Doctors in these PHCs are concerned about patient load.
Primary Health Center (PHC) authorities said that they face is a shortage of human resources.
Dr. Girija, a PHC Medical officer from Kumbalgudu said, “Here the patient load is more so we are having lack of health staff, though doctors are sufficient, but we have a shortage of staff nurses currently.”
She said that having only one nurse in the PHC means that specific care cannot be given. “There is stress on the staff nurse; she has to take up more work load we have to manage the crowd. We have been here for last eight years and we requisition every year, but not much staff recruitment is done,” she said.
Indian Public Health Standards (IPHS) PHCs states that hospitals require 25,000 doctors across India to tend to a minimum of 40 patients per doctor every day. But with a shortage of 3,027 doctors, 1,974 PHCs are left without doctors and 12 percent of patients go without access to primary health care every day.
Harish Nalawade, Policy Research Associate to the Minister for Health and Family Welfare, Government of Karnataka said that most PHCs do not have the ideal numbers of staff.
Rural Health Statistics Karnataka states that in 2019 – 2020, in 2,380 PHCs and 9,188 sub-centers, there is a short fall of 105 doctors, 606 pharmacists and 327 physicians.
Today’s morbidity and mortality rate may be a result of this shortfall and less community reach with the primary health service said Nalawade, adding that this could be debatable.
According to a report about establishing model PHCs, then Chief Minister Yediyurappa told reporters that the number of doctors would be increased from one to a minimum of three to four.
But Radha, a field worker in a Kumbalgodu PHC said, “We require two doctors for a population of 30,000 – 40,000 people. It is very difficult to handle the patients with just one doctor. If there would be a minimum of three to four doctors it would be much easier to serve our patients.”
Many other PHCs around the area also said they only have one doctor with three nurses and that this poses difficulty for the patients.
Avinash, one of the patients, said he had to sit for long hours before his turn came and until then, he had to bear the pain. “Usually the hospital is crowded with patients, with just one staff it is very much difficult for us as patients to access proper care.”
Hemsesh and Sangeetha also expressed similar grievances of long hours of wait and sometimes patients aren’t given enough care.
Karthik K.L, Project Coordinator of Community Health Center, an NGO said that strengthening PHCs and sub centers will ease the burden of health staff and have a balanced crowd of patients.
“Health work force recruitment in rural areas is not met because of the lack of facilities available for physicians, living condition in rural area is not satisfactory and another major reason is the absenteeism.” said Karthik.
Possible Future Implementation

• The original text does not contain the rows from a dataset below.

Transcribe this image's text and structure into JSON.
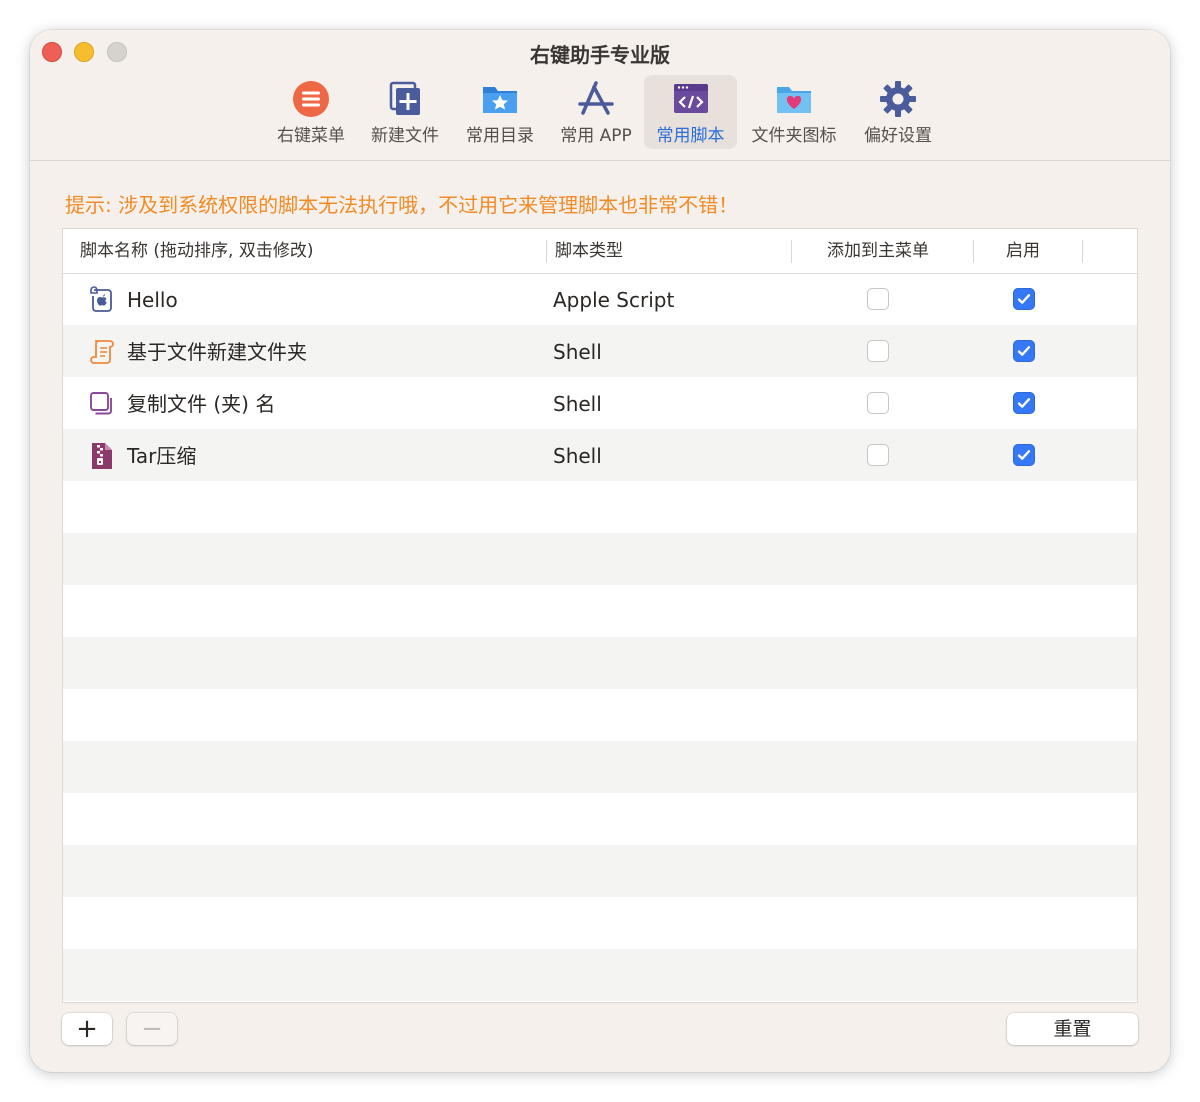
{
  "window": {
    "title": "右键助手专业版"
  },
  "toolbar": {
    "items": [
      {
        "label": "右键菜单",
        "icon": "menu-circle-icon",
        "color": "#ee6845"
      },
      {
        "label": "新建文件",
        "icon": "new-file-icon",
        "color": "#4b5c9c"
      },
      {
        "label": "常用目录",
        "icon": "folder-star-icon",
        "color": "#3d8fe0"
      },
      {
        "label": "常用 APP",
        "icon": "app-store-icon",
        "color": "#4a5a9a"
      },
      {
        "label": "常用脚本",
        "icon": "script-window-icon",
        "color": "#6a4a9c",
        "active": true
      },
      {
        "label": "文件夹图标",
        "icon": "folder-heart-icon",
        "color": "#5cb3ea"
      },
      {
        "label": "偏好设置",
        "icon": "gear-icon",
        "color": "#4b5c9c"
      }
    ]
  },
  "hint": "提示: 涉及到系统权限的脚本无法执行哦，不过用它来管理脚本也非常不错！",
  "table": {
    "headers": {
      "name": "脚本名称 (拖动排序, 双击修改)",
      "type": "脚本类型",
      "add_to_main": "添加到主菜单",
      "enabled": "启用"
    },
    "rows": [
      {
        "name": "Hello",
        "type": "Apple Script",
        "add_to_main": false,
        "enabled": true,
        "icon": "applescript-icon"
      },
      {
        "name": "基于文件新建文件夹",
        "type": "Shell",
        "add_to_main": false,
        "enabled": true,
        "icon": "scroll-icon"
      },
      {
        "name": "复制文件 (夹) 名",
        "type": "Shell",
        "add_to_main": false,
        "enabled": true,
        "icon": "copy-icon"
      },
      {
        "name": "Tar压缩",
        "type": "Shell",
        "add_to_main": false,
        "enabled": true,
        "icon": "archive-icon"
      }
    ]
  },
  "buttons": {
    "add": "+",
    "remove": "−",
    "reset": "重置"
  }
}
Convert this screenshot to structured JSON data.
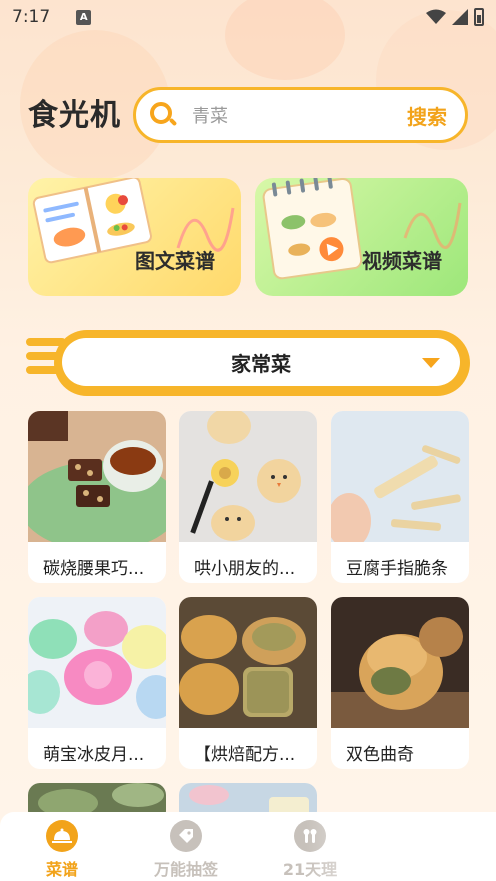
{
  "status_bar": {
    "time": "7:17",
    "notif_letter": "A"
  },
  "header": {
    "logo": "食光机",
    "search_placeholder": "青菜",
    "search_button": "搜索"
  },
  "features": [
    {
      "label": "图文菜谱",
      "icon": "recipe-book-icon"
    },
    {
      "label": "视频菜谱",
      "icon": "video-notebook-icon"
    }
  ],
  "category": {
    "selected": "家常菜"
  },
  "recipes": [
    {
      "name": "碳烧腰果巧..."
    },
    {
      "name": "哄小朋友的..."
    },
    {
      "name": "豆腐手指脆条"
    },
    {
      "name": "萌宝冰皮月..."
    },
    {
      "name": "【烘焙配方..."
    },
    {
      "name": "双色曲奇"
    }
  ],
  "nav": {
    "items": [
      {
        "label": "菜谱",
        "icon": "cloche-icon",
        "active": true
      },
      {
        "label": "万能抽签",
        "icon": "tag-icon",
        "active": false
      },
      {
        "label": "21天理",
        "icon": "tools-icon",
        "active": false
      }
    ]
  },
  "colors": {
    "accent": "#f7b52a",
    "active_nav": "#f2a31a",
    "inactive_nav": "#c7c1bb"
  }
}
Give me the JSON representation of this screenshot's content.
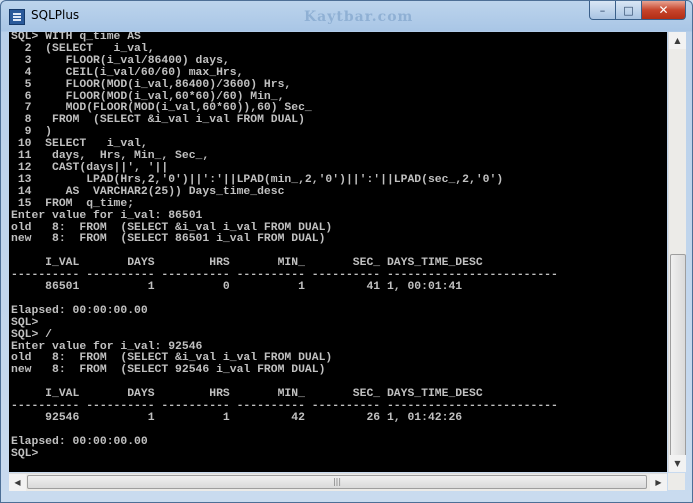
{
  "window": {
    "title": "SQLPlus",
    "watermark": "Kaytbar.com"
  },
  "caption": {
    "minimize": "–",
    "maximize": "□",
    "close": "✕"
  },
  "icons": {
    "app": "sqlplus-app-icon",
    "scroll_up": "▲",
    "scroll_down": "▼",
    "scroll_left": "◀",
    "scroll_right": "▶",
    "thumb_grip": "|||"
  },
  "console": {
    "text": "SQL> WITH q_time AS\n  2  (SELECT   i_val,\n  3     FLOOR(i_val/86400) days,\n  4     CEIL(i_val/60/60) max_Hrs,\n  5     FLOOR(MOD(i_val,86400)/3600) Hrs,\n  6     FLOOR(MOD(i_val,60*60)/60) Min_,\n  7     MOD(FLOOR(MOD(i_val,60*60)),60) Sec_\n  8   FROM  (SELECT &i_val i_val FROM DUAL)\n  9  )\n 10  SELECT   i_val,\n 11   days,  Hrs, Min_, Sec_,\n 12   CAST(days||', '||\n 13        LPAD(Hrs,2,'0')||':'||LPAD(min_,2,'0')||':'||LPAD(sec_,2,'0')\n 14     AS  VARCHAR2(25)) Days_time_desc\n 15  FROM  q_time;\nEnter value for i_val: 86501\nold   8:  FROM  (SELECT &i_val i_val FROM DUAL)\nnew   8:  FROM  (SELECT 86501 i_val FROM DUAL)\n\n     I_VAL       DAYS        HRS       MIN_       SEC_ DAYS_TIME_DESC\n---------- ---------- ---------- ---------- ---------- -------------------------\n     86501          1          0          1         41 1, 00:01:41\n\nElapsed: 00:00:00.00\nSQL>\nSQL> /\nEnter value for i_val: 92546\nold   8:  FROM  (SELECT &i_val i_val FROM DUAL)\nnew   8:  FROM  (SELECT 92546 i_val FROM DUAL)\n\n     I_VAL       DAYS        HRS       MIN_       SEC_ DAYS_TIME_DESC\n---------- ---------- ---------- ---------- ---------- -------------------------\n     92546          1          1         42         26 1, 01:42:26\n\nElapsed: 00:00:00.00\nSQL>"
  }
}
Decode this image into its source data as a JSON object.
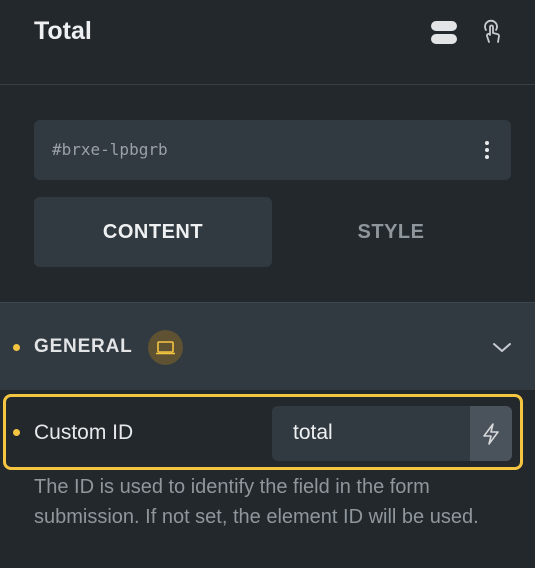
{
  "header": {
    "title": "Total",
    "icons": [
      "layers-icon",
      "pointer-icon"
    ]
  },
  "element_id": {
    "value": "#brxe-lpbgrb"
  },
  "tabs": [
    {
      "label": "CONTENT",
      "active": true
    },
    {
      "label": "STYLE",
      "active": false
    }
  ],
  "section": {
    "title": "GENERAL",
    "accent": "#f5c542"
  },
  "field": {
    "label": "Custom ID",
    "value": "total",
    "help": "The ID is used to identify the field in the form submission. If not set, the element ID will be used."
  }
}
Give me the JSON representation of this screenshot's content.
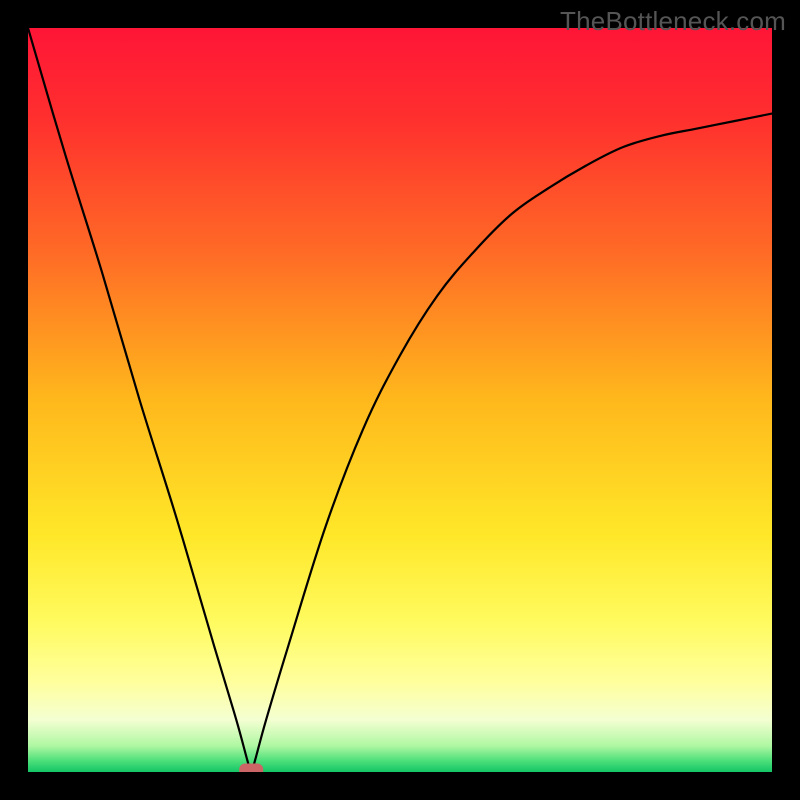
{
  "watermark": "TheBottleneck.com",
  "chart_data": {
    "type": "line",
    "title": "",
    "xlabel": "",
    "ylabel": "",
    "xlim": [
      0,
      1
    ],
    "ylim": [
      0,
      1
    ],
    "minimum_x": 0.3,
    "marker": {
      "x": 0.3,
      "y": 0.0,
      "color": "#cc6666"
    },
    "series": [
      {
        "name": "curve",
        "x": [
          0.0,
          0.05,
          0.1,
          0.15,
          0.2,
          0.25,
          0.28,
          0.295,
          0.3,
          0.305,
          0.32,
          0.35,
          0.4,
          0.45,
          0.5,
          0.55,
          0.6,
          0.65,
          0.7,
          0.75,
          0.8,
          0.85,
          0.9,
          0.95,
          1.0
        ],
        "values": [
          1.0,
          0.83,
          0.67,
          0.5,
          0.34,
          0.17,
          0.07,
          0.015,
          0.0,
          0.015,
          0.07,
          0.17,
          0.33,
          0.46,
          0.56,
          0.64,
          0.7,
          0.75,
          0.785,
          0.815,
          0.84,
          0.855,
          0.865,
          0.875,
          0.885
        ]
      }
    ],
    "gradient_stops": [
      {
        "offset": 0.0,
        "color": "#ff1537"
      },
      {
        "offset": 0.12,
        "color": "#ff2f2e"
      },
      {
        "offset": 0.3,
        "color": "#ff6a26"
      },
      {
        "offset": 0.5,
        "color": "#ffb81c"
      },
      {
        "offset": 0.68,
        "color": "#ffe728"
      },
      {
        "offset": 0.8,
        "color": "#fffb60"
      },
      {
        "offset": 0.88,
        "color": "#ffff9e"
      },
      {
        "offset": 0.93,
        "color": "#f4ffd2"
      },
      {
        "offset": 0.965,
        "color": "#aef7a2"
      },
      {
        "offset": 0.985,
        "color": "#4cdf7a"
      },
      {
        "offset": 1.0,
        "color": "#15c566"
      }
    ]
  }
}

Nalawade said that making PHC service compulsory for post-graduate MBBS students can help the state deal with the shortage. He added that AYUSH doctors could be recruited if MBBS doctors are not available. He pointed out that Karnataka has selected 25 model PHCs where residential and infrastructural provisions will attract the doctors and paramedical staff.
The Karnataka government is planning to have a medical college in each district adopt a district hospital or PHC in the Public Private Partner model (PPP).